Republican or Democrat. Incumbent or challenger. Controversial or comfortable. Dogs or cats. There is one thing most U.S. presidents have in common: a pet or two warming up the White House.
The museum, open by appointment and not connected to the U.S. government, is a labor of love for Claire McLean.
Animal Planet, “Top 10 Pet Attractions“
How does Barney Bush look in bronze? Who was the last cow to graze on the White House lawn? These are just some of the first pets featured at the Presidential Pet Museum…. This homage to animal history includes numerous photographs of first families and their pets as well as little known facts about the animals that have called the White House home.
Chicago Tribune, “Odd, Exclusive Museum Honors Presidential Pets,” Sept. 9, 2003
The Presidential Pet Museum … is one of Washington’s most obscure and exclusive museums.
As McLean explained recently: “It’s a hodgepodge, ragtag, humble little museum that I’ve been pouring my life into.”
About 300 by-appointment-only visitors a year brave her dogs and tour it.
Wall Street Journal, “Presidential Places,” Feb. 11, 2003
This Web site is nothing if not a surefire way to get kids interested in the presidency.
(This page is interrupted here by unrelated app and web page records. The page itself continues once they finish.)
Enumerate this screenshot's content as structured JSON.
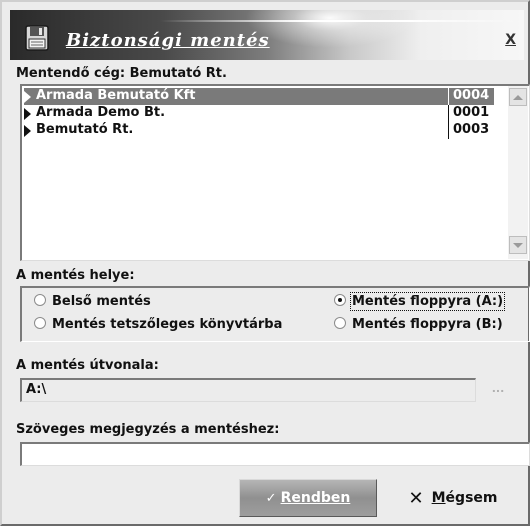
{
  "window": {
    "title": "Biztonsági mentés",
    "close_label": "X"
  },
  "company": {
    "label": "Mentendő cég: Bemutató Rt."
  },
  "company_list": {
    "rows": [
      {
        "name": "Armada Bemutató Kft",
        "code": "0004",
        "selected": true
      },
      {
        "name": "Armada Demo Bt.",
        "code": "0001",
        "selected": false
      },
      {
        "name": "Bemutató Rt.",
        "code": "0003",
        "selected": false
      }
    ]
  },
  "location": {
    "label": "A mentés helye:",
    "options": [
      {
        "label": "Belső mentés",
        "checked": false
      },
      {
        "label": "Mentés floppyra (A:)",
        "checked": true
      },
      {
        "label": "Mentés tetszőleges könyvtárba",
        "checked": false
      },
      {
        "label": "Mentés floppyra (B:)",
        "checked": false
      }
    ]
  },
  "path": {
    "label": "A mentés útvonala:",
    "value": "A:\\",
    "browse_label": "..."
  },
  "note": {
    "label": "Szöveges megjegyzés a mentéshez:",
    "value": ""
  },
  "buttons": {
    "ok_check": "✓",
    "ok_label": "Rendben",
    "cancel_x": "✕",
    "cancel_first": "M",
    "cancel_rest": "égsem"
  },
  "colors": {
    "selection": "#7a7a7a",
    "ok_button": "#9e9e9e",
    "window_bg": "#ececec"
  },
  "icons": {
    "title": "backup-disk-icon",
    "row_marker": "triangle-right-icon",
    "scroll_up": "triangle-up-icon",
    "scroll_down": "triangle-down-icon"
  }
}
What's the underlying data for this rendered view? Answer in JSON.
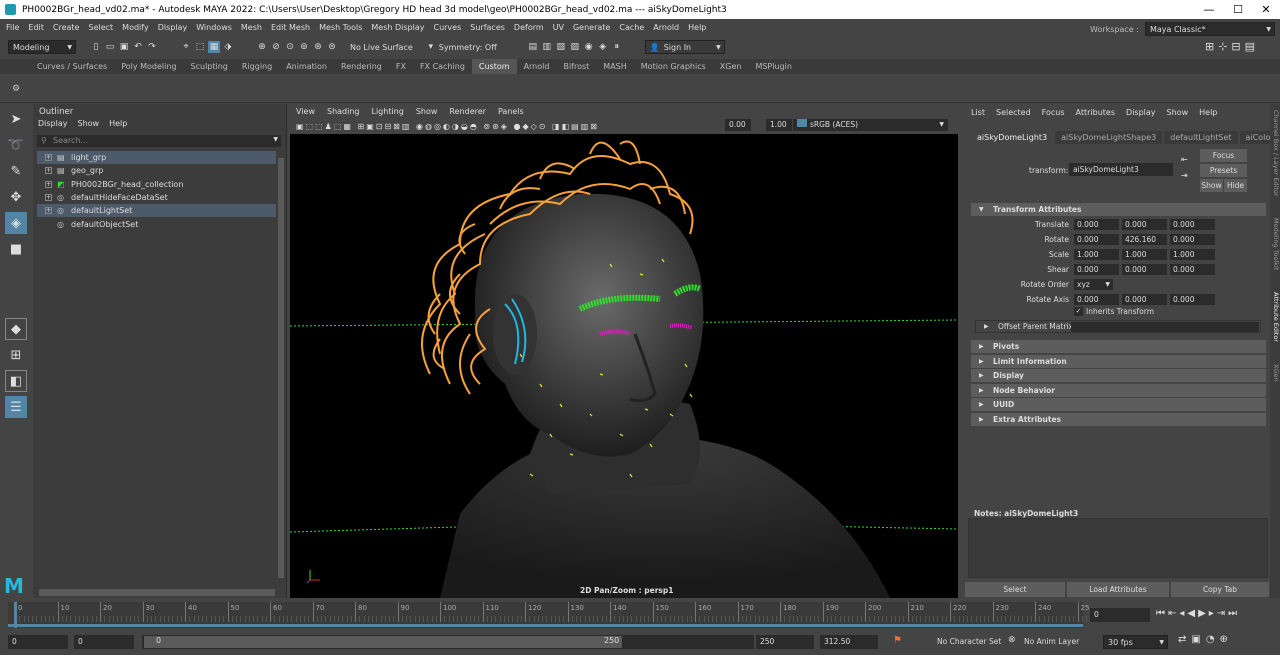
{
  "window": {
    "title": "PH0002BGr_head_vd02.ma* - Autodesk MAYA 2022: C:\\Users\\User\\Desktop\\Gregory HD head 3d model\\geo\\PH0002BGr_head_vd02.ma   ---   aiSkyDomeLight3"
  },
  "menu": [
    "File",
    "Edit",
    "Create",
    "Select",
    "Modify",
    "Display",
    "Windows",
    "Mesh",
    "Edit Mesh",
    "Mesh Tools",
    "Mesh Display",
    "Curves",
    "Surfaces",
    "Deform",
    "UV",
    "Generate",
    "Cache",
    "Arnold",
    "Help"
  ],
  "workspace": {
    "label": "Workspace :",
    "value": "Maya Classic*"
  },
  "status": {
    "mode": "Modeling",
    "live_surface": "No Live Surface",
    "symmetry": "Symmetry: Off",
    "sign_in": "Sign In"
  },
  "shelf_tabs": [
    "Curves / Surfaces",
    "Poly Modeling",
    "Sculpting",
    "Rigging",
    "Animation",
    "Rendering",
    "FX",
    "FX Caching",
    "Custom",
    "Arnold",
    "Bifrost",
    "MASH",
    "Motion Graphics",
    "XGen",
    "MSPlugin"
  ],
  "shelf_active": "Custom",
  "outliner": {
    "title": "Outliner",
    "menu": [
      "Display",
      "Show",
      "Help"
    ],
    "search": "Search...",
    "items": [
      {
        "label": "light_grp"
      },
      {
        "label": "geo_grp"
      },
      {
        "label": "PH0002BGr_head_collection"
      },
      {
        "label": "defaultHideFaceDataSet"
      },
      {
        "label": "defaultLightSet"
      },
      {
        "label": "defaultObjectSet"
      }
    ]
  },
  "viewport": {
    "menu": [
      "View",
      "Shading",
      "Lighting",
      "Show",
      "Renderer",
      "Panels"
    ],
    "exposure": "0.00",
    "gamma": "1.00",
    "colorspace": "sRGB (ACES)",
    "camera_label": "2D Pan/Zoom : persp1"
  },
  "attribute_editor": {
    "menu": [
      "List",
      "Selected",
      "Focus",
      "Attributes",
      "Display",
      "Show",
      "Help"
    ],
    "tabs": [
      "aiSkyDomeLight3",
      "aiSkyDomeLightShape3",
      "defaultLightSet",
      "aiColorC"
    ],
    "transform_label": "transform:",
    "transform_value": "aiSkyDomeLight3",
    "buttons": {
      "focus": "Focus",
      "presets": "Presets",
      "show": "Show",
      "hide": "Hide"
    },
    "section_transform": "Transform Attributes",
    "translate": {
      "label": "Translate",
      "x": "0.000",
      "y": "0.000",
      "z": "0.000"
    },
    "rotate": {
      "label": "Rotate",
      "x": "0.000",
      "y": "426.160",
      "z": "0.000"
    },
    "scale": {
      "label": "Scale",
      "x": "1.000",
      "y": "1.000",
      "z": "1.000"
    },
    "shear": {
      "label": "Shear",
      "x": "0.000",
      "y": "0.000",
      "z": "0.000"
    },
    "rotate_order": {
      "label": "Rotate Order",
      "value": "xyz"
    },
    "rotate_axis": {
      "label": "Rotate Axis",
      "x": "0.000",
      "y": "0.000",
      "z": "0.000"
    },
    "inherits": "Inherits Transform",
    "offset_parent": "Offset Parent Matrix",
    "sections": [
      "Pivots",
      "Limit Information",
      "Display",
      "Node Behavior",
      "UUID",
      "Extra Attributes"
    ],
    "notes": "Notes:  aiSkyDomeLight3",
    "bottom_buttons": [
      "Select",
      "Load Attributes",
      "Copy Tab"
    ],
    "side_tabs": [
      "Channel Box / Layer Editor",
      "Modeling Toolkit",
      "Attribute Editor",
      "XGen"
    ]
  },
  "timeline": {
    "ticks": [
      "0",
      "10",
      "20",
      "30",
      "40",
      "50",
      "60",
      "70",
      "80",
      "90",
      "100",
      "110",
      "120",
      "130",
      "140",
      "150",
      "160",
      "170",
      "180",
      "190",
      "200",
      "210",
      "220",
      "230",
      "240",
      "25"
    ],
    "current": "0"
  },
  "range": {
    "start": "0",
    "start2": "0",
    "slider_start": "0",
    "slider_end": "250",
    "end": "250",
    "end2": "312.50",
    "character": "No Character Set",
    "anim_layer": "No Anim Layer",
    "fps": "30 fps"
  },
  "colors": {
    "accent": "#5285a6",
    "hair": "#f7a13a",
    "brow": "#2ee02a",
    "lash": "#e020c8",
    "cyan": "#22b8e0",
    "grid": "#2ee02a"
  }
}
Bay Weekly, “The Ball Starts Here: Lothian’s Presidential Pet Museum,” July 18-24, 2002
The Museum [re-]opened last week with a bang: dog show, barbecue, petting zoo and all. Visitors wandered inside to find two rooms filled with presidential photos and paraphernalia, from Clinton clips to Ford photos to Macaroni, the Kennedy pony….
In her museum, McLean wants to interest kids in the presidents and their stories through their pets.
“When you ask children if they want to learn about the presidents, they aren’t very interested. When you ask them if they want to learn about their pets, it’s a different story,” she says.
The Capital-Gazette, “A Museum Dedicated to Presidential Pets,” July 10, 2002
The 4-year-old museum … consists of a ragtag menagerie of presidential and White House pet memorabilia collected over the years.
From online sales, flea markets and trips to presidential museums across the country, she has gleaned all sorts of presidential knickknacks, newspaper and magazine clippings of presidents and their furry friends, placards and campaign memorabilia, including thank-you notes from presidents to her mother and herself….
“Here I am in my 60s, the grandmother of eight, CEO of a nonprofit foundation [the Presidential Pet Museum Association],” she said. “Five years ago I did not know what the Internet was.”
The notion really stuck when former President Clinton’s dog, Buddy, was killed by a car in January.
“All the TV news people found me through the site and came down here to interview me. They were down here all day.
Members of the media: Feel free to contact us now for help with your story about our museum.